MANHATTAN — An ambitious sound installation with the seemingly ominous title, "The Murder of Crows," is the latest art piece to envelop Park Avenue Armory's cavernous 55,000-square-foot Wade Thompson Drill Hall.
Internationally acclaimed Canadian-based artists Janet Cardiff and George Bures Miller weave together voices, music and sound effects into a three-part, 30-minute composition that contemplates love, loss and vulnerability from 98 speakers mounted around the massive space on stands, chairs and the wall.
They're meant to evoke a minimalist "flocking of speakers," Armory officials said, noting that the name of the piece — which runs from Friday through Sept. 9 in association with the Mostly Mozart Festival — simply means "a grouping of crows." Sometimes when a crow dies, other crows fly to the area around the dead bird and seemingly create a "crow funeral," cawing for more than 24 hours.
"The work conjures anxiety and suspense while inspiring a feeling of claustrophobia, before it releases the participant into a series of dreamlike thoughts," said Francesca von Habsburg, founder and chairwoman of Thyssen-Bornemisza Art Contemporary, which originally commissioned the work for the 2008 Biennale of Sydney.
The Armory installation represents the piece's U.S. debut.
Three of Cardiff's own dreams are incorporated into the narrative piece, which used special recording techniques that reproduce the spatial relations of the original sound field, sometimes making it disorienting to hear the crashing waves, birds' wings, marching band or factory floor commotions wafting from the speakers.
The audience's focal point centers on a gramophone speaker — which plays Cardiff's voice recounting her dreams.

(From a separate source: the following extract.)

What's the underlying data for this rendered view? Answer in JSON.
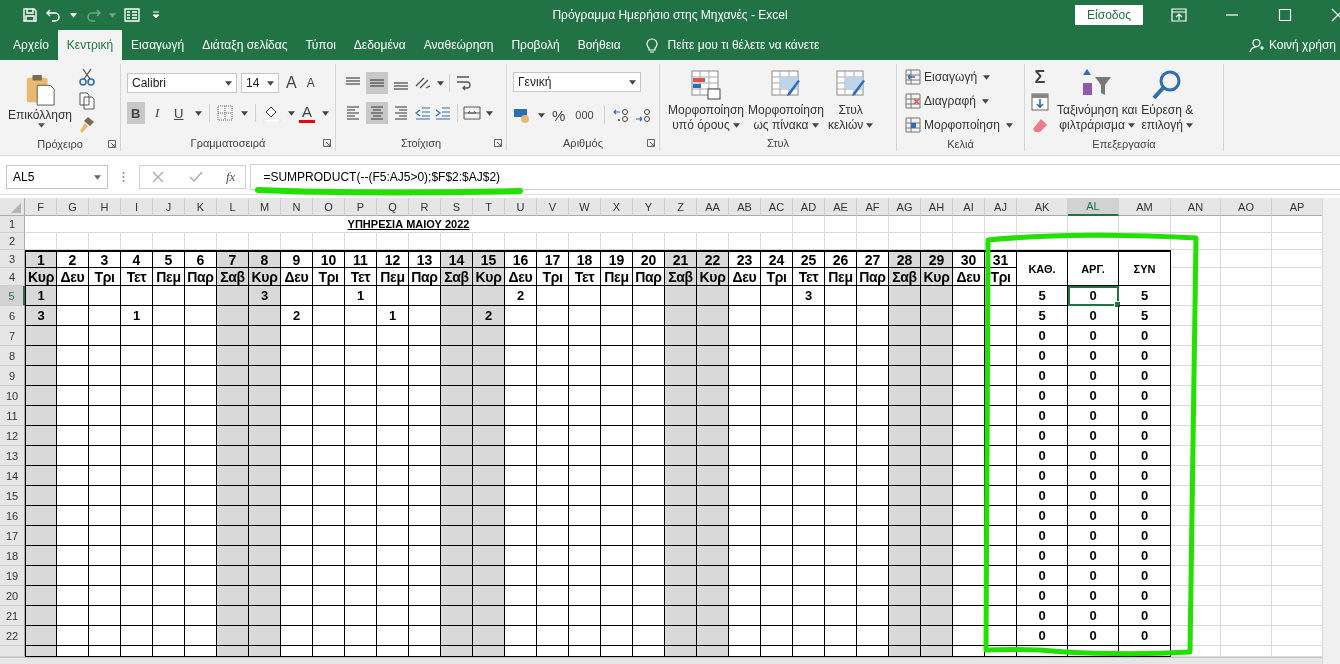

That speaker is a visual trope from "Los Caprichos," a series of etchings by Spanish painter Francisco Goya, whose “Sleep of Reason Brings False Monsters" — depicting a sleeping man with owls and bats flying overhead — served as another inspiration for the work.
"'The Murder of Crows' draws audiences into a surreal world populated with wondrous and disquieting characters,” Rebecca Robertson, president and executive producer of Park Avenue Armory, said in a statement. “Janet and George have a keen ability to create narrative and conjure up imagery through the movement of abstract sound."
Cardiff's work has gained attention in New York before for such works as "Her Long Black Hair," a 2004 audio walk in Central Park sponsored by the Public Art Fund. She and her husband/collaborator, Bures Miller, have become art world darlings for their pieces that incorporate themes of voyeurism, dreams and mystery.
'The Murder of Crows,' runs from Aug. 3 through Sept. 9 at the Park Avenue Armory, 643 Park Ave., at 67th Street. Admission: $12 general; $10 students, seniors and groups. Free on Aug. 4. Free for Park Avenue Armory members and children 10 and under.